In Soviet times, both women and men in Azerbaijan achieved high levels of education and could hold jobs at many levels of their country’s economy and government.  Since the independence of Azerbaijan, however, a number of patriarchal traditions and cultural assumptions about gender roles have re-emerged. What does this mean for the women of Azerbaijan in the 21st century?

Typically, when someone mentions gender roles in the non-Western world, one might immediately picture women who are confined to the home to carry out domestic duties.  Women in Azerbaijan certainly make a habit out of intensively cleaning their houses or having inexpensive help in doing so.  Many also stay home to care for their children and hardly leave home.  Although this might be the case for many Azeri women, many enjoy the process of applying make-up and styling their hair before leaving home.

Throughout the past few decades, women of Azerbaijan have mostly discarded the head-to-toe covering of their bodies and have transitioned to a time where women can wear shorter shirts.  Some see this as a liberating experience for Azeri women, while others see it as a cause for unwanted attention and objectification of women.  Essentially, the option to wear clothing that completely covers the body or to opt for less clothing gives Azeri women a choice to make about themselves.

Customs and law no longer decide what the women of Azerbaijan will wear.  However, after the collapse of Soviet communism within Azerbaijan, the reentry of religious values into the country has made its way into the decision-making process of younger women’s attire.  Nonetheless, women are mostly free to wear a hijab (head scarf) or look to the monument in Baku of a woman discarding her veil and do the same.

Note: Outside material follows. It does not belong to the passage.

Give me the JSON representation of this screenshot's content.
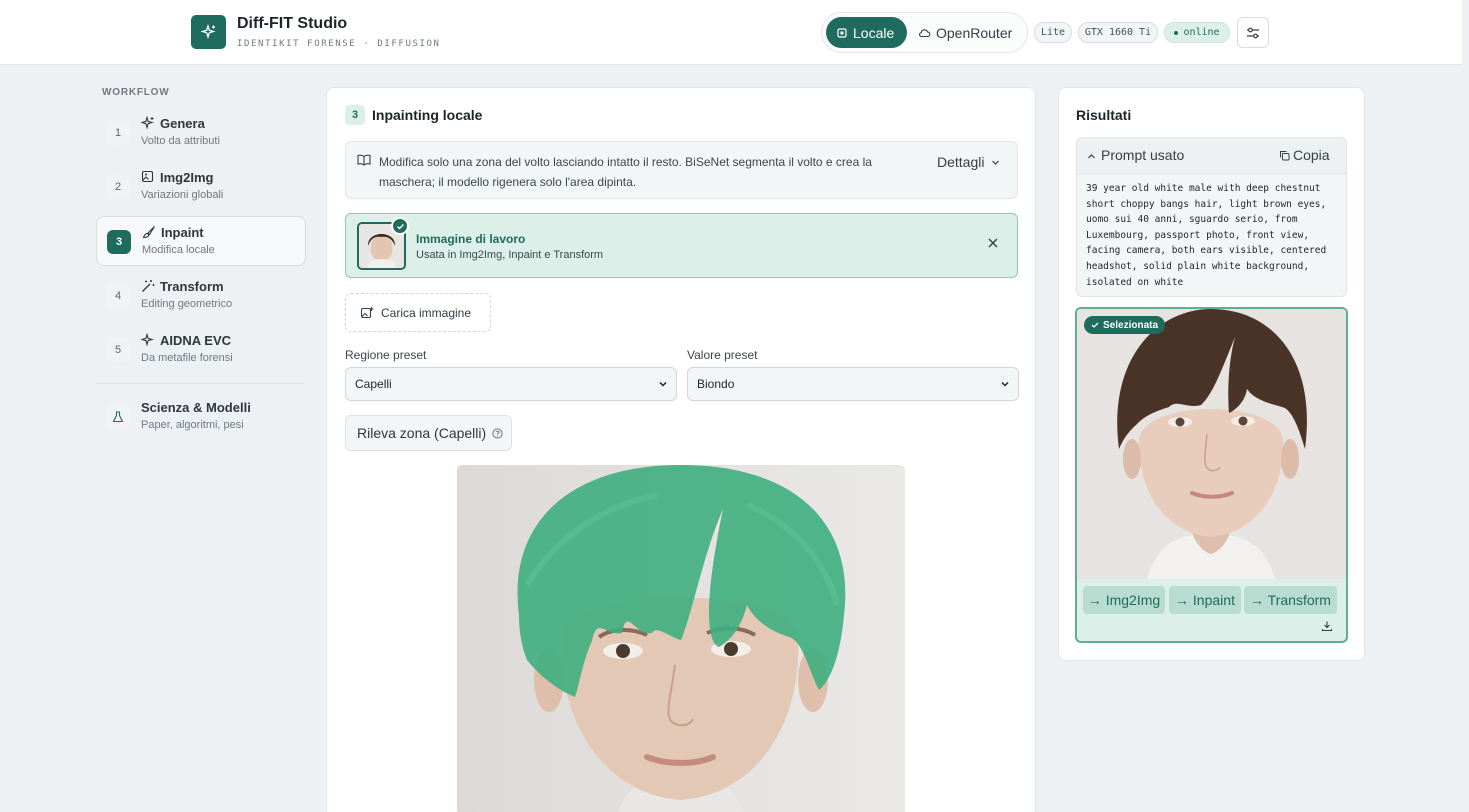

Although women’s clothing in Azerbaijan is not a contested issue, the subject of women in the workforce remains a hot discussion topic.  In 2006, Azerbaijan passed a law on gender equality, defining gender-based discrimination as “any distinction, exclusion or restriction, exercised on the basis of gender, including sexual harassment.”  However, Azerbaijani officials rarely enforce these laws or inform women of such decrees-especially in a post-Soviet Azerbaijan.

If an Azerbaijani woman decides that homemaking is not a suitable career, her acceptable alternatives are typically teaching and nursing.  Even if a woman does enter the workforce, the household and family remain her number one priority.  Azeri women typically marry early, leaving them a small time frame to enter into a career and ensuring that they will likely experience the double day.  Female teachers in Azeri schools often skip class to look after guests or leave school early for a trip to the bazaar (market).

Before becoming a married woman, an Azeri woman must have a family accept the potential groom.  Americans often refer to the act of a man asking a father for his daughter’s hand in marriage as “old fashioned” or “traditional,” whether they like or dislike the custom.  The Azeri culture has created a way to make this process less painless for the groom and his family; they will serve unsweetened tea to spare the male’s family humiliating rejection if they deny his marriage proposal. If the tea is sweet, the couple may marry.  If the ultimate decision to allow my significant other to marry me rested in the hands of my father, I am sure I would prefer to have the meeting with this Azeri custom.

Statistical findings from the Caucasus Research Resource Center show that the Azeri population’s attitudes towards gender equality seem a bit ambiguous.  Many people express traditional attitudes about gender roles, division of labor and participation of men and women in domestic and public life.  Yet, much of the population also thinks gender equality has already been mostly achieved.  This indicates that the perception of gender equality differs from the actual distribution of gender roles.  Gender equality and gender roles are a popular topic among anthropologists, social scientists, and many non-academics.  Sometimes, what we think is oppressive or too liberating might be thought of as the opposite in another culture.  Azerbaijan’s gender roles may seem quite divided to many people and to some of the Azerbaijani population; however, laws and cultural groups exist today that share the common goal of pursuing gender equality, in its cultural context, within Azerbaijan.

Post written by Elizabeth Cavin Urquhart